These out of this world images, that capture the breathtaking beauty and mystery of our planet’s sea life, prove that “the surface of the Earth is the shore of the cosmic ocean.”

Their author, Alexander Semenov, is a zoologist specialized in the study of invertebrate animals. While his career has led him around the world, many of the shots in his portfolio (and below) are from his work at the WSBS which is located near the Polar Circle on the coast of Kandalaksha Bay of the White Sea.

The location is remote and the waters are frigid but the biological diversity speaks for itself. Many of the creatures he captures are rare and uncommon so his work has a tremendous value.

#Earthshine and Da Vinci

This photo shows an outstanding example of earthshine, as observed from Almada, Portugal. This sliver of the crescent Moon, looking very much like a Cheshire grin, was snapped on February 1, 2014, at 7:17 p.m. 

The phenomenon known as earthshine was described and drawn for the first time by the great Leonardo Da Vinci, nearly 500 years ago in his book Codex Leicester. Da Vinci realized that both the Earth and the Moon reflected sunlight at the same time. Light is reflected from the Earth to the Moon and back to the Earth as earthshine. 

Photographer: Miguel Claro | http://epod.usra.edu

#Earthshine and Da Vinci

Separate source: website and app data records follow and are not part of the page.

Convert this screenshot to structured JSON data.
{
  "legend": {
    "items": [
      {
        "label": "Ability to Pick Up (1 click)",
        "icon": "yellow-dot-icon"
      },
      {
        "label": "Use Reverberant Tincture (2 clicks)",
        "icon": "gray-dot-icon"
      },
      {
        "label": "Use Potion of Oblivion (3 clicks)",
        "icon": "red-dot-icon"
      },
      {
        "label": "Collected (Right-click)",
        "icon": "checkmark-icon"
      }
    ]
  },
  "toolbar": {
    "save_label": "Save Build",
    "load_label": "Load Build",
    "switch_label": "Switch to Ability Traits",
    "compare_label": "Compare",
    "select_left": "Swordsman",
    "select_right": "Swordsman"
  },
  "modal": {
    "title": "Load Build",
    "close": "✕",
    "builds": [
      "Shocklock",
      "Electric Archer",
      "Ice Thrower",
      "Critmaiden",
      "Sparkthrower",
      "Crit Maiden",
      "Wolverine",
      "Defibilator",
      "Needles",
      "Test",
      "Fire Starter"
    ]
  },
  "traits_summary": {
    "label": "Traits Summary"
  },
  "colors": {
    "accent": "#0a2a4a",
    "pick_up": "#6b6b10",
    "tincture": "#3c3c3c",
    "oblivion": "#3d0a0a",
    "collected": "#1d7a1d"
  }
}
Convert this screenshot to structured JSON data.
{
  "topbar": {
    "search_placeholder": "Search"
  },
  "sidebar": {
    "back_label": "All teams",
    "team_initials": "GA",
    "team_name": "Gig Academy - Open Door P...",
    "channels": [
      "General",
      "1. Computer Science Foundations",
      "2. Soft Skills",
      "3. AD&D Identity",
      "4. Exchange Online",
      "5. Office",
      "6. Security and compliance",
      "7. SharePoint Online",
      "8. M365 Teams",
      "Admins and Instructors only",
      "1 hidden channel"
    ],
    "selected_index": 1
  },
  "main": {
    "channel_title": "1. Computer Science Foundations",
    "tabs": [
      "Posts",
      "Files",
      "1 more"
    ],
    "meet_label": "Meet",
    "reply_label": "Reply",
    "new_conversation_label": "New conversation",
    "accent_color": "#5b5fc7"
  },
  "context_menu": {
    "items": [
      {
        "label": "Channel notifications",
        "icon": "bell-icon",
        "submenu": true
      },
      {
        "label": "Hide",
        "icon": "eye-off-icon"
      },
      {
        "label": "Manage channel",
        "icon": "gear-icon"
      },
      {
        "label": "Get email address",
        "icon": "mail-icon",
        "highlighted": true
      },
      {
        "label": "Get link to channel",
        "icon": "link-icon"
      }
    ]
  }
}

This photo shows an outstanding example of earthshine, as observed from Almada, Portugal. This sliver of the crescent Moon, looking very much like a Cheshire grin, was snapped on February 1, 2014, at 7:17 p.m.

The phenomenon known as earthshine was described and drawn for the first time by the great Leonardo Da Vinci, nearly 500 years ago in his book Codex Leicester. Da Vinci realized that both the Earth and the Moon reflected sunlight at the same time. Light is reflected from the Earth to the Moon and back to the Earth as earthshine.

Photographer: Miguel Claro | http://epod.usra.edu

Cherry Blossom Milky Way by Masahiro Miyasaka

Because it’s spring!

deliaopran:

Equinox 

Cusp momentum: today, the center of the Sun will be directly above the Earth’s equator at approximately at 16:57 UTC, marking the vernal equinox. On the equinox, night and day are nearly exactly the same length – 12 hours – all over the world. This is the reason it’s called an “equinox”, derived from Latin, meaning “equal night”. In the northern hemisphere is the first day of spring, while in the southern it is the first of autumn. In the northern hemisphere the March equinox marks the start of spring and has long been celebrated as a time of rebirth. 

The equinoctial point, where the celestial equator and the Earth’s ecliptic intersect, is not stable. It shifts around the ecliptic continuously, during one cosmic year, otherwise known as Platonic year, which is about 25.920 Julian years. Each Platonic year is divided into 12 parts, each of 2160 years ( Messianic cycle ).

The equinoxes are mystical times since the ancient worlds, when initiations and great mysteries were celebrated. It is believed that on the night of equinox, heavens open for contemplation of that state of existence beneath the observable.

So we shall close our eyes to see and shut the ears to hear ✩

deliaopran:

Equinox

Cusp momentum: today, the center of the Sun will be directly above the Earth’s equator at approximately at 16:57 UTC, marking the vernal equinox. On the equinox, night and day are nearly exactly the same length – 12 hours – all over the world. This is the reason it’s called an “equinox”, derived from Latin, meaning “equal night”. In the northern hemisphere is the first day of spring, while in the southern it is the first of autumn. In the northern hemisphere the March equinox marks the start of spring and has long been celebrated as a time of rebirth.

The equinoctial point, where the celestial equator and the Earth’s ecliptic intersect, is not stable. It shifts around the ecliptic continuously, during one cosmic year, otherwise known as Platonic year, which is about 25.920 Julian years. Each Platonic year is divided into 12 parts, each of 2160 years ( Messianic cycle ).

The equinoxes are mystical times since the ancient worlds, when initiations and great mysteries were celebrated. It is believed that on the night of equinox, heavens open for contemplation of that state of existence beneath the observable.

So we shall close our eyes to see and shut the ears to hear ✩